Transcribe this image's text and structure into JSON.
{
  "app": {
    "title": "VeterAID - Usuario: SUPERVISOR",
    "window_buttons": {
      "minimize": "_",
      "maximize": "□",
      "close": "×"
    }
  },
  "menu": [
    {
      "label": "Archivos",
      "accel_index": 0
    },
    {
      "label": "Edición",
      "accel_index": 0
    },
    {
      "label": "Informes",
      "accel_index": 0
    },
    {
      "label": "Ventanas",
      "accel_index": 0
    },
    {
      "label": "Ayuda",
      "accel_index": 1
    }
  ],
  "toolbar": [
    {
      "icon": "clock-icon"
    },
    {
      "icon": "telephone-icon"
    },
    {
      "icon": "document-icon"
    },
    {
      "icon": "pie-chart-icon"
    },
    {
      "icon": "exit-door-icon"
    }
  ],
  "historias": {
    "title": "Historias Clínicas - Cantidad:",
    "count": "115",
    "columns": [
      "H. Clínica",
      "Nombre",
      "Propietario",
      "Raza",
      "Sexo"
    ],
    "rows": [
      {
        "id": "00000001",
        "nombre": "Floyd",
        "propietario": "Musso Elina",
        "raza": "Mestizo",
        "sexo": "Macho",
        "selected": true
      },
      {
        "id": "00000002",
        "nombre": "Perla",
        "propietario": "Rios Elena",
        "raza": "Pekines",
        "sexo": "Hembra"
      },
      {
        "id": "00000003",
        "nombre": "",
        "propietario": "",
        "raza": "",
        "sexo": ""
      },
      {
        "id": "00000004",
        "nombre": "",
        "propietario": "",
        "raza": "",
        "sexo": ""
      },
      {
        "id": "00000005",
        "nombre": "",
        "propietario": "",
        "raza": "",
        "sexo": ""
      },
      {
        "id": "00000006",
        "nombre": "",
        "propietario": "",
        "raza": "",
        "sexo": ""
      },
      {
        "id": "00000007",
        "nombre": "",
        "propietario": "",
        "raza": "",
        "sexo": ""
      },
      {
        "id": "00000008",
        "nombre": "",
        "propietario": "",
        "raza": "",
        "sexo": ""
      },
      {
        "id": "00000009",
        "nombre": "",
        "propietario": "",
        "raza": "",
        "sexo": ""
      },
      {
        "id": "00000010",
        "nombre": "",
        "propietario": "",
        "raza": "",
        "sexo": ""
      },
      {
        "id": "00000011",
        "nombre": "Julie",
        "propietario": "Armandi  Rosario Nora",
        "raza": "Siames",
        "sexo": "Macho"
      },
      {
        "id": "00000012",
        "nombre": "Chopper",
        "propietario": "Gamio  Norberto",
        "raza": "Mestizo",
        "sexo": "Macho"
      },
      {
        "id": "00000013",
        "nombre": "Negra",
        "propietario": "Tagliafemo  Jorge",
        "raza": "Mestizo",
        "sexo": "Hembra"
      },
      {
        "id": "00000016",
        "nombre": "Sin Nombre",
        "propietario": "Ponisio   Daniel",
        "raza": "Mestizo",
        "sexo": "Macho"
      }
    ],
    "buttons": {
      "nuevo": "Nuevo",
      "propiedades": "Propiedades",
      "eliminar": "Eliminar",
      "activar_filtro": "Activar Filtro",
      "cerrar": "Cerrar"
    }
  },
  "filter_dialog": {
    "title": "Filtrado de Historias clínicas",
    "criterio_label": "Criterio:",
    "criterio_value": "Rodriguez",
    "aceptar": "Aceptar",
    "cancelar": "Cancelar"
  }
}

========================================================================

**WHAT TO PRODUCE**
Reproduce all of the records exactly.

**RESULT**
Transcribe this image's text and structure into JSON.
{
  "app": {
    "title": "VeterAID - Usuario: SUPERVISOR",
    "window_buttons": {
      "minimize": "_",
      "maximize": "□",
      "close": "×"
    }
  },
  "menu": [
    {
      "label": "Archivos",
      "accel_index": 0
    },
    {
      "label": "Edición",
      "accel_index": 0
    },
    {
      "label": "Informes",
      "accel_index": 0
    },
    {
      "label": "Ventanas",
      "accel_index": 0
    },
    {
      "label": "Ayuda",
      "accel_index": 1
    }
  ],
  "toolbar": [
    {
      "icon": "clock-icon"
    },
    {
      "icon": "telephone-icon"
    },
    {
      "icon": "document-icon"
    },
    {
      "icon": "pie-chart-icon"
    },
    {
      "icon": "exit-door-icon"
    }
  ],
  "historias": {
    "title": "Historias Clínicas - Cantidad:",
    "count": "115",
    "columns": [
      "H. Clínica",
      "Nombre",
      "Propietario",
      "Raza",
      "Sexo"
    ],
    "rows": [
      {
        "id": "00000001",
        "nombre": "Floyd",
        "propietario": "Musso Elina",
        "raza": "Mestizo",
        "sexo": "Macho",
        "selected": true
      },
      {
        "id": "00000002",
        "nombre": "Perla",
        "propietario": "Rios Elena",
        "raza": "Pekines",
        "sexo": "Hembra"
      },
      {
        "id": "00000003",
        "nombre": "",
        "propietario": "",
        "raza": "",
        "sexo": ""
      },
      {
        "id": "00000004",
        "nombre": "",
        "propietario": "",
        "raza": "",
        "sexo": ""
      },
      {
        "id": "00000005",
        "nombre": "",
        "propietario": "",
        "raza": "",
        "sexo": ""
      },
      {
        "id": "00000006",
        "nombre": "",
        "propietario": "",
        "raza": "",
        "sexo": ""
      },
      {
        "id": "00000007",
        "nombre": "",
        "propietario": "",
        "raza": "",
        "sexo": ""
      },
      {
        "id": "00000008",
        "nombre": "",
        "propietario": "",
        "raza": "",
        "sexo": ""
      },
      {
        "id": "00000009",
        "nombre": "",
        "propietario": "",
        "raza": "",
        "sexo": ""
      },
      {
        "id": "00000010",
        "nombre": "",
        "propietario": "",
        "raza": "",
        "sexo": ""
      },
      {
        "id": "00000011",
        "nombre": "Julie",
        "propietario": "Armandi  Rosario Nora",
        "raza": "Siames",
        "sexo": "Macho"
      },
      {
        "id": "00000012",
        "nombre": "Chopper",
        "propietario": "Gamio  Norberto",
        "raza": "Mestizo",
        "sexo": "Macho"
      },
      {
        "id": "00000013",
        "nombre": "Negra",
        "propietario": "Tagliafemo  Jorge",
        "raza": "Mestizo",
        "sexo": "Hembra"
      },
      {
        "id": "00000016",
        "nombre": "Sin Nombre",
        "propietario": "Ponisio   Daniel",
        "raza": "Mestizo",
        "sexo": "Macho"
      }
    ],
    "buttons": {
      "nuevo": "Nuevo",
      "propiedades": "Propiedades",
      "eliminar": "Eliminar",
      "activar_filtro": "Activar Filtro",
      "cerrar": "Cerrar"
    }
  },
  "filter_dialog": {
    "title": "Filtrado de Historias clínicas",
    "criterio_label": "Criterio:",
    "criterio_value": "Rodriguez",
    "aceptar": "Aceptar",
    "cancelar": "Cancelar"
  }
}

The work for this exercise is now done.